Caggiula is a long-shot to start the season in Edmonton, but he’ll likely be among the first injury call-ups and could stick once he gets to the big league. He’s not overly big but plays a determined game and has drawn favourable comparisons to Brad Marchand. Caggiula can be a pest and could rack up some penalty minutes as well for fantasy leagues that reward that category. Definitely a name to take note of for the future.
Cam Talbot is Edmonton’s clear starter and Jonas Gustavsson is the likely backup, though Laurent Brossoit could get another long look in training camp.
Aside from McDavid’s health, Talbot’s goaltending will likely be the biggest key to Edmonton’s success or lack thereof this season.
Talbot was really strong in the second half of last season after settling in and signing a three-year extension with the Oilers. He was consistent throughout 2016 and also backstopped Canada to gold at the world championship, shutting out the high-scoring Finns in the championship game.
Talbot should be the only Oilers goalie on your fantasy radar, but it’s debatable how high you should take him. Most leagues value wins above all other goaltending categories and Talbot won’t be among the NHL leaders there, even if the Oilers improve enough to push for a playoff berth.
Talbot also doesn’t have much of a track record yet. He was undrafted and played sparingly behind Henrik Lundqvist in New York, aside from a stellar stretch when the Rangers’ starter was hurt. That got Talbot recognized around the league and more than a few teams were interested when Edmonton traded for him last June.
Talbot didn’t hit the ground running with the Oilers and was actually getting outplayed by Anders Nilsson up until the Christmas break. Many fantasy owners made that swap — claiming Nilsson off waivers — but Talbot took over when play resumed and never looked back in the New Year.

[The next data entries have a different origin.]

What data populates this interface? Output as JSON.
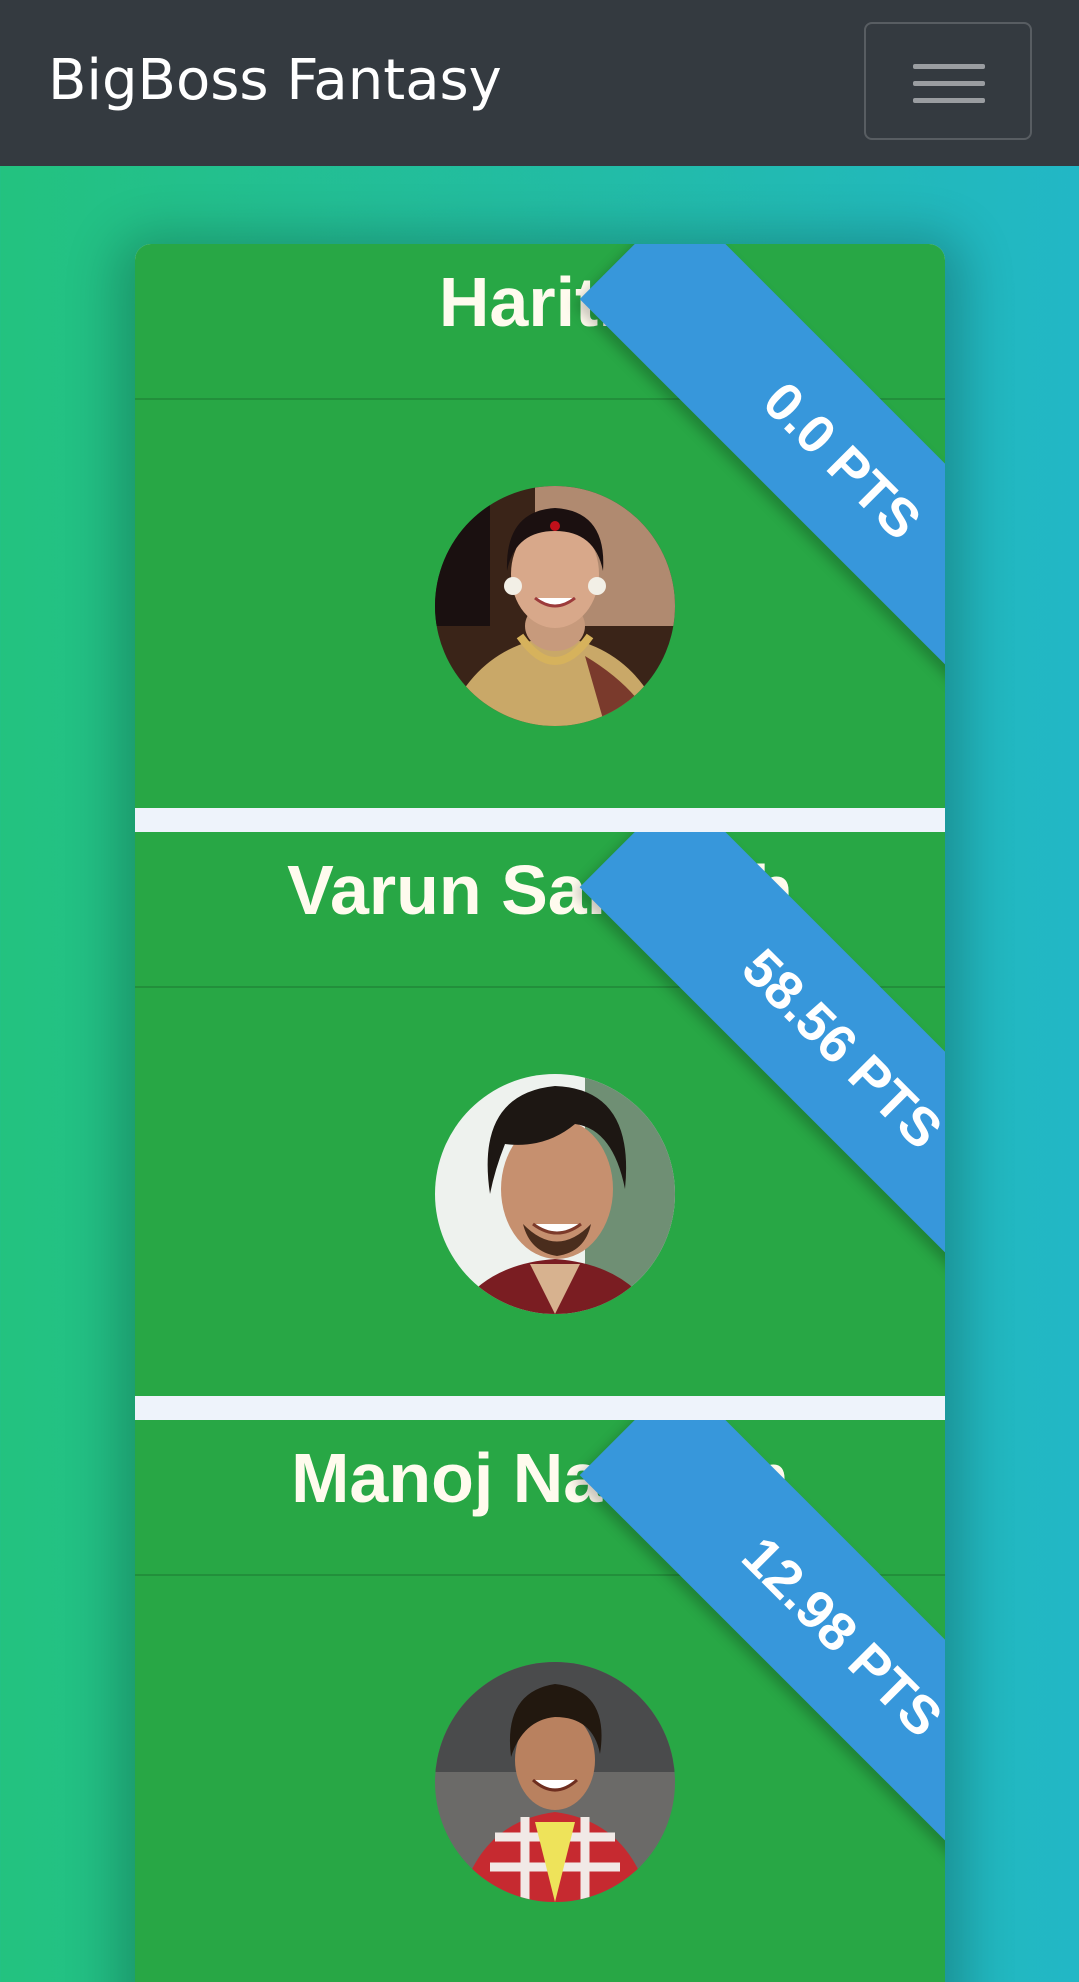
{
  "navbar": {
    "brand": "BigBoss Fantasy",
    "toggler_icon": "hamburger-menu-icon"
  },
  "contestants": [
    {
      "name": "Harith",
      "points": "0.0 PTS",
      "photo_icon": "contestant-photo"
    },
    {
      "name": "Varun Sandesh",
      "points": "58.56 PTS",
      "photo_icon": "contestant-photo"
    },
    {
      "name": "Manoj Nandam",
      "points": "12.98 PTS",
      "photo_icon": "contestant-photo"
    }
  ],
  "colors": {
    "navbar_bg": "#343a40",
    "card_bg": "#28a745",
    "ribbon_bg": "#3797db",
    "page_gradient_start": "#23c27f",
    "page_gradient_end": "#22b7c6"
  }
}
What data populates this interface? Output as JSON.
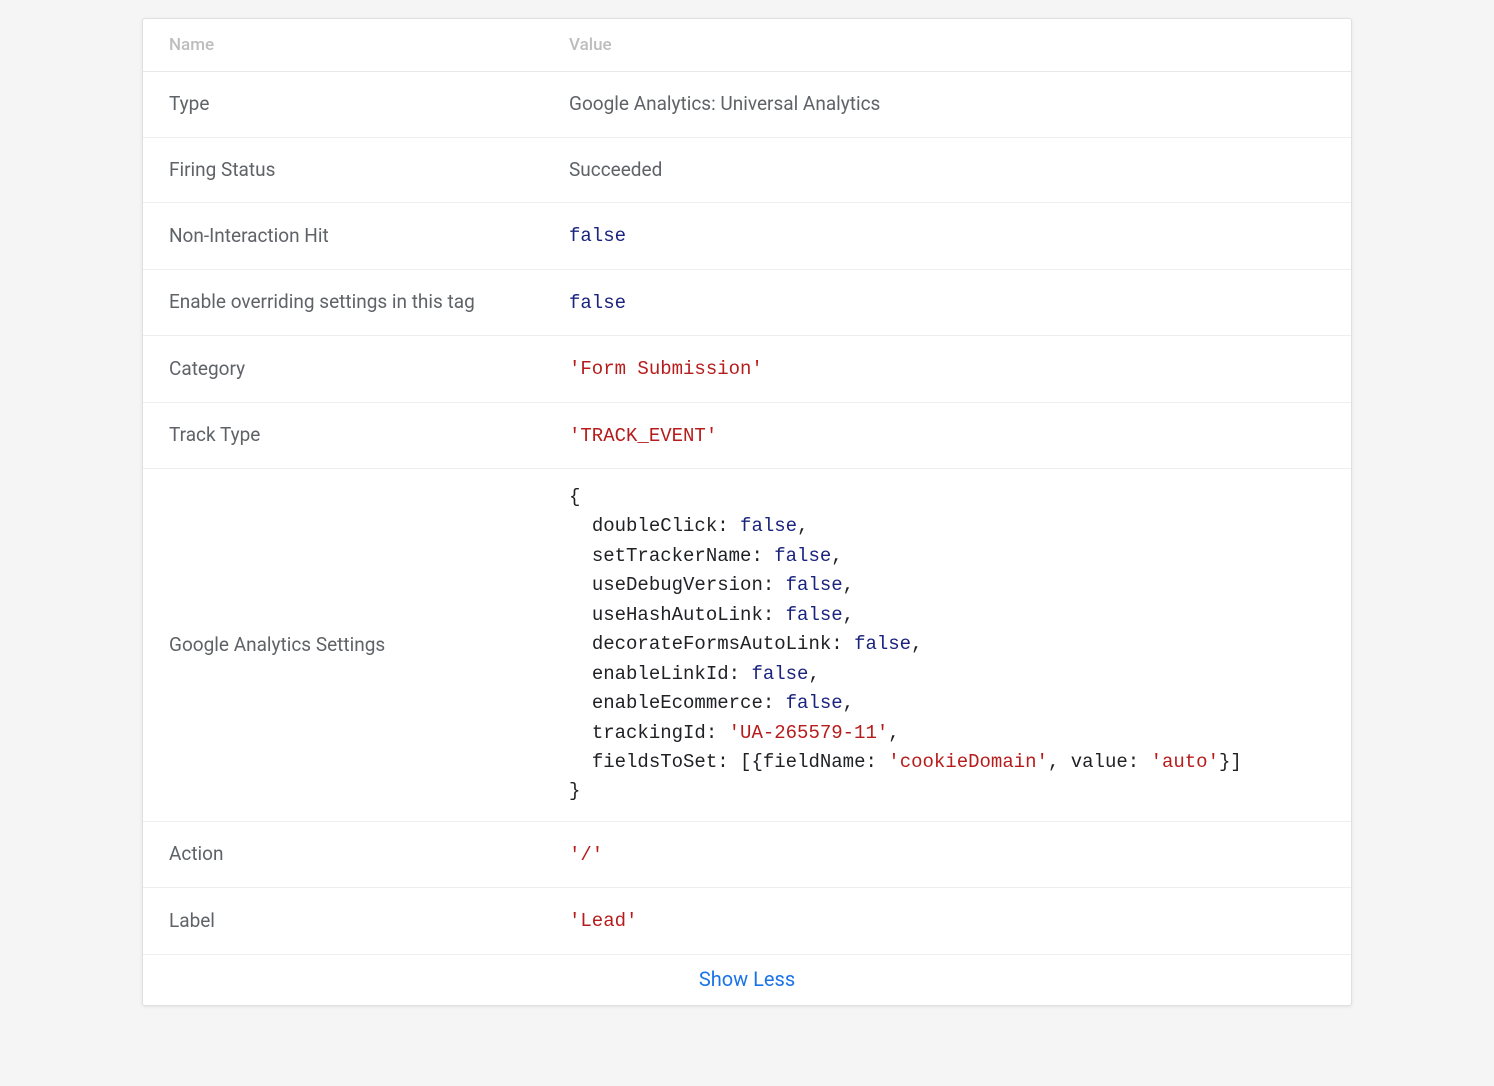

— Jonathan Willis (@JonathanWillis) September 5, 2016
Now Talbot will be looking to build on that momentum and confidence from winning the worlds. Most pundits wouldn’t rank Talbot among the league’s top-15 starters, but he could in that conversation by Christmas if he picks up where he left off last season.
If Talbot continues to turn in consistent performances, the Oilers will probably ride him for 60-plus starts. A workhorse like that is certainly a fantasy asset, especially if the Oilers are winning more than they are losing in 2016-17.
Larry Fisher is a senior writer and head scout for The Hockey Writers, having been an at-large contributor for THW since August 2014. Fisher covers both the NHL and the WHL, specializing in prospects and NHL draft content, including his annual mock drafts that date back to 2012. Fisher has also been a beat writer for the WHL’s Kelowna Rockets since 2008, formerly working as a sports reporter/editor for The Daily Courier in Kelowna, British Columbia, Canada from 2008-2019. Follow him on Twitter: @LarryFisher_KDC.